Fixing United Way requires community conversation.
[02.18.04] — The time has come for the community to take a hard and honest look at United Way.
The 2003 Community Care Fund campaign at Triangle United Way has come in $2 million short of its goal.
United Way’s member agencies, many of them grassroots organizations that operate with limited staff, fill gaps in services that otherwise would not be available in our community.
They have been able to do what they do in large part because of United Way funding.
And now, they are in serious jeopardy.
United Way was originally organized to assure donors their contributions would be used appropriately, and to assure agencies they would be able to serve an otherwise underserved population.
But United Way has lost its way, and now makes it harder for its member agencies to make ends meet.

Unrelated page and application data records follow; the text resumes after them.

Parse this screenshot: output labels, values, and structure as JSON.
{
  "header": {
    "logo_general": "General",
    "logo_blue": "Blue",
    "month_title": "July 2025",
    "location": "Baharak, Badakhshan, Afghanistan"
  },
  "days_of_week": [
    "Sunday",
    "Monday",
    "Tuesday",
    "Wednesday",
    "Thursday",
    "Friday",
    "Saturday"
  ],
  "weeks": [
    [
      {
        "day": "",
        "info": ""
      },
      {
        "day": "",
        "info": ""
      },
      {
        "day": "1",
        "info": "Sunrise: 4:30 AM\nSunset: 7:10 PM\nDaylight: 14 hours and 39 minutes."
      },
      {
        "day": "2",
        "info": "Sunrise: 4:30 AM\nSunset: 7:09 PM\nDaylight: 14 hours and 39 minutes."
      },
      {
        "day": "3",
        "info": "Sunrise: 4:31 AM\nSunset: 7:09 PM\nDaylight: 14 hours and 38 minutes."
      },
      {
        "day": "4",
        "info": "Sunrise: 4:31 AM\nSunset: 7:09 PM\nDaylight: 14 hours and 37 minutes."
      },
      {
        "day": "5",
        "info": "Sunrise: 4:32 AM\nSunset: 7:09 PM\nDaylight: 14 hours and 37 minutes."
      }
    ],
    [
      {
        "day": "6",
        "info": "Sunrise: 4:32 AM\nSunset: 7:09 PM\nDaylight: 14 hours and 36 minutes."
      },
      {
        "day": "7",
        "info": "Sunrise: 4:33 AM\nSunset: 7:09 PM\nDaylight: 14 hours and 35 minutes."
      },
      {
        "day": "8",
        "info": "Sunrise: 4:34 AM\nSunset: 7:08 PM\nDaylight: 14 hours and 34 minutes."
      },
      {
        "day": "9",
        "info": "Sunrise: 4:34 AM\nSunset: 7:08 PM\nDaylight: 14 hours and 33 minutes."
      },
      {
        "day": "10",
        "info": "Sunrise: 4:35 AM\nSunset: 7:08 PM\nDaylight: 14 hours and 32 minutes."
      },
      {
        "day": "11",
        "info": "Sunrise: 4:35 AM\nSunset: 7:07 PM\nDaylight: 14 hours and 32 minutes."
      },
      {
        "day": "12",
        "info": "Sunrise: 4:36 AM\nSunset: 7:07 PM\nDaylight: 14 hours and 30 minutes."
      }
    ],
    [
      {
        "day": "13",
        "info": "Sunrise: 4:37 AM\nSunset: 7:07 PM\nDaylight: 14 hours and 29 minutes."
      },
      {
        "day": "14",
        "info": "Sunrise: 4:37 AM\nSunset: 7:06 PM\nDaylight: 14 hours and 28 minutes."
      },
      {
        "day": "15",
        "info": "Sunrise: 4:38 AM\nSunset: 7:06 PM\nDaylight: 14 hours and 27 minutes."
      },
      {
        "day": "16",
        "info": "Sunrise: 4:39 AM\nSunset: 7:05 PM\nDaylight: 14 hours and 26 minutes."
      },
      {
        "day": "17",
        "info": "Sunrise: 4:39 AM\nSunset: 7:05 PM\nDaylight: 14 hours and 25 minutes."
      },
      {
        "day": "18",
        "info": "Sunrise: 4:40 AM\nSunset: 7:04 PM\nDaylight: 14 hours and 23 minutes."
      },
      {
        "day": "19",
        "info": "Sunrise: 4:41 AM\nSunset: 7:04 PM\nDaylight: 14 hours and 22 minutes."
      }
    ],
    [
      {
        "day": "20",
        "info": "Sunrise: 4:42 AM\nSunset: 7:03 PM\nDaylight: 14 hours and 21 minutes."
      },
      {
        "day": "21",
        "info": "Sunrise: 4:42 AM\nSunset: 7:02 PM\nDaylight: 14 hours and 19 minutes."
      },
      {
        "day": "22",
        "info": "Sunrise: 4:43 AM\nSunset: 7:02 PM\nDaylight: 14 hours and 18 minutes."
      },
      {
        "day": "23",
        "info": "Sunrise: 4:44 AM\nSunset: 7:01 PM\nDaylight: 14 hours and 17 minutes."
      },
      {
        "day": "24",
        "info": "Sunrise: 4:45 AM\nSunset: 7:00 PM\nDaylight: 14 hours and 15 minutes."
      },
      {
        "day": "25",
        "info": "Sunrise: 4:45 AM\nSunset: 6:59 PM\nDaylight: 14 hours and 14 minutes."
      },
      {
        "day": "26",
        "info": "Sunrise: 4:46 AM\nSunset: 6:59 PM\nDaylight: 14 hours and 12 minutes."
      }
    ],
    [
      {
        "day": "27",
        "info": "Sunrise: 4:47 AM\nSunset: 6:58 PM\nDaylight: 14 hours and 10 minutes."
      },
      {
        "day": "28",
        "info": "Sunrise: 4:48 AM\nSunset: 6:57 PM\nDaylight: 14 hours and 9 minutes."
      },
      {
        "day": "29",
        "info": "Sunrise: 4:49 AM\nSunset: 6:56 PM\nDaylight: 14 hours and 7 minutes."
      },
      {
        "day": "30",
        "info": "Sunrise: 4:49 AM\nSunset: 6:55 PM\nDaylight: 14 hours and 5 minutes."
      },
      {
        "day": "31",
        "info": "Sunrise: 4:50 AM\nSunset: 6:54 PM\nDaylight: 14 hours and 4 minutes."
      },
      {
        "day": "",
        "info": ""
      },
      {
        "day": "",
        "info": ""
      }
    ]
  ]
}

For several years, United Way agencies have taken big cuts in United Way funding, and it looks like they will again this year, perhaps as much as 10 percent to 15 percent.
To help Triangle United Way find its way home to its original mission, we need a heart-to-heart community conversation.
Corporate and nonprofit leaders, and individual donors, need to get together and talk about the role United Way should play to make sure our community gives agencies the support they need to meet the growing demand for health and human services.
We all need to pitch in to help United Way find the best way to fill the service gaps in our community.
Let’s fix it together.
Barbara Goodmon is president of the A.J. Fletcher Foundation, which publishes the Philanthropy Journal.